The business profile of Birmingham has been exercising my thoughts of late, initially prompted by an email conversation and some pertinent questions posed by a blogger based in the US.
His first was: “So can you sum up Birmingham’s business profile in 150 words?”
I was still thinking on this challenge when The Birmingham Post announced that business would dominate the radical new-look of the newspaper when it is relaunched in the autumn, so these thoughts moved onto a new level.
I’ve also been doing a fair bit of research for another project, looking at the current make up of “business” in Birmingham and the people who work in the city centre.
Having worked on the Post for five years and lived in or just outside the city for almost eight years, I thought I’d got a pretty good handle on what business in Birmingham means.
We’ve got the established and traditional – everything from the legal and financial sectors to the property types and manufacturers – and those starting to make a greater impact and have a bigger influence on Birmingham (the “creative industries”, IT, the arts, tourism).
Historically called the city of a thousand trades, Birmingham has never been easy to pigeon-hole no matter what outdated images endure in some minds.
In all the research and reading around I’ve been doing, there seems a good deal of optimism.
And yet, according to UK Competitiveness Index 2008, Birmingham is losing its appeal as a place to do business.
The city is sliding down the list of the most competitive UK business locations, currently standing at 29th compared to a resurgent Manchester which has made it into the top ten.
What makes Birmingham’s poor showing baffling is that those behind the index are pointing to Manchester’s major strengths in recent years as being:
creative industries…information technology, communications, digital media…Also knowledge-intensive businesses, consultants and financial services….
Aren’t these the same industries that have been flourishing in Birmingham?
Meanwhile, Microsoft and The Future Laboratory have released a study into Birmingham’s future which makes for some interesting and quite heartening reading.
Using Birmingham City Council’s much-vaunted Big City Plan as the basis, the vision for 2033 shows that the landscape once dominated by automobile and aerospace manufacturing, is:
…moving to a next-generation services centre to facilitate financial, legal and business support from localized business hubs.
The full vision certainly sounds an attractive place to do business and work, as well as rest and play.
So, as the Post looks to concentrate on business and seek new platforms to hang its coverage on, are there still grounds for optimism?
The Post’s editor obviously thinks so and his latest blog, a short video giving us glimpse of the newspaper’s new offices at Fort Dunlop (outside of the city centre, the 2033 predictions are already happening) shows that investment in the future is certainly forthcoming.

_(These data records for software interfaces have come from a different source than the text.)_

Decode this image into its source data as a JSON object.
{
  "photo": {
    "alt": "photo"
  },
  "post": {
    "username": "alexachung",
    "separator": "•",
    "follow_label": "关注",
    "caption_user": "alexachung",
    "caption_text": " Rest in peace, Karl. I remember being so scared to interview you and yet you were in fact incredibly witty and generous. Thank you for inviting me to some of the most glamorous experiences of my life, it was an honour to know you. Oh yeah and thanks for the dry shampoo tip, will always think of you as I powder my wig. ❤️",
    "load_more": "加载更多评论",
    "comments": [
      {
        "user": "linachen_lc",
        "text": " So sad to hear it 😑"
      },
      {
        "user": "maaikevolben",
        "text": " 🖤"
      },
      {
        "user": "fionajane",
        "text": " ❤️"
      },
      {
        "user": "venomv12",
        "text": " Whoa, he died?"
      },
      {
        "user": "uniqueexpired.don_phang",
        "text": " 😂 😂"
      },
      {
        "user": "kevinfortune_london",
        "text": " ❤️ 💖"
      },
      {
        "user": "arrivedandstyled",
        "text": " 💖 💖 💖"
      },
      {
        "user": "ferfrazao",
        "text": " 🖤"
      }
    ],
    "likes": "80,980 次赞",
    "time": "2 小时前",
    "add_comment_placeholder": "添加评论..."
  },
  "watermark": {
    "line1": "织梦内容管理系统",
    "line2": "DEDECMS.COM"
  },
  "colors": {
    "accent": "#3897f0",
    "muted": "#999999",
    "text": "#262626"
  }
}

Other companies in other industries are doing the same. The city has a few new, vibrant trades and professions to add to that historic list.
Yet with all this reading I’m still left with one question.

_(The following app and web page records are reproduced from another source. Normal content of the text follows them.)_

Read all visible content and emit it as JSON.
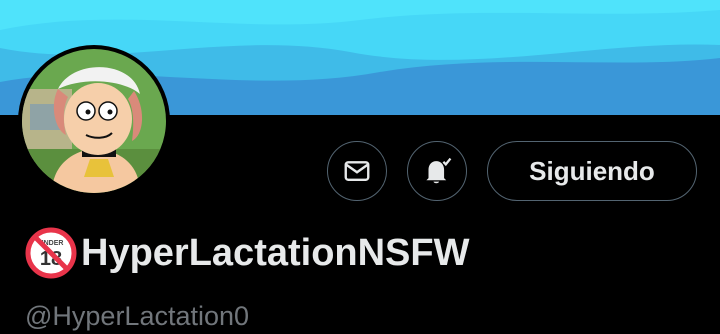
{
  "banner": {
    "colors": [
      "#4fe3fb",
      "#3fc6ea",
      "#3a97d8"
    ]
  },
  "profile": {
    "avatar_alt": "cartoon avatar",
    "display_name": "HyperLactationNSFW",
    "name_emoji": "under-18-prohibited-icon",
    "name_emoji_text": "UNDER",
    "name_emoji_number": "18",
    "handle": "@HyperLactation0"
  },
  "actions": {
    "message_icon": "envelope-icon",
    "notify_icon": "bell-check-icon",
    "follow_label": "Siguiendo"
  },
  "colors": {
    "background": "#000000",
    "text_primary": "#e7e9ea",
    "text_secondary": "#71767b",
    "button_border": "#536471"
  }
}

Can Birmingham’s business profile be restricted to just 150 words?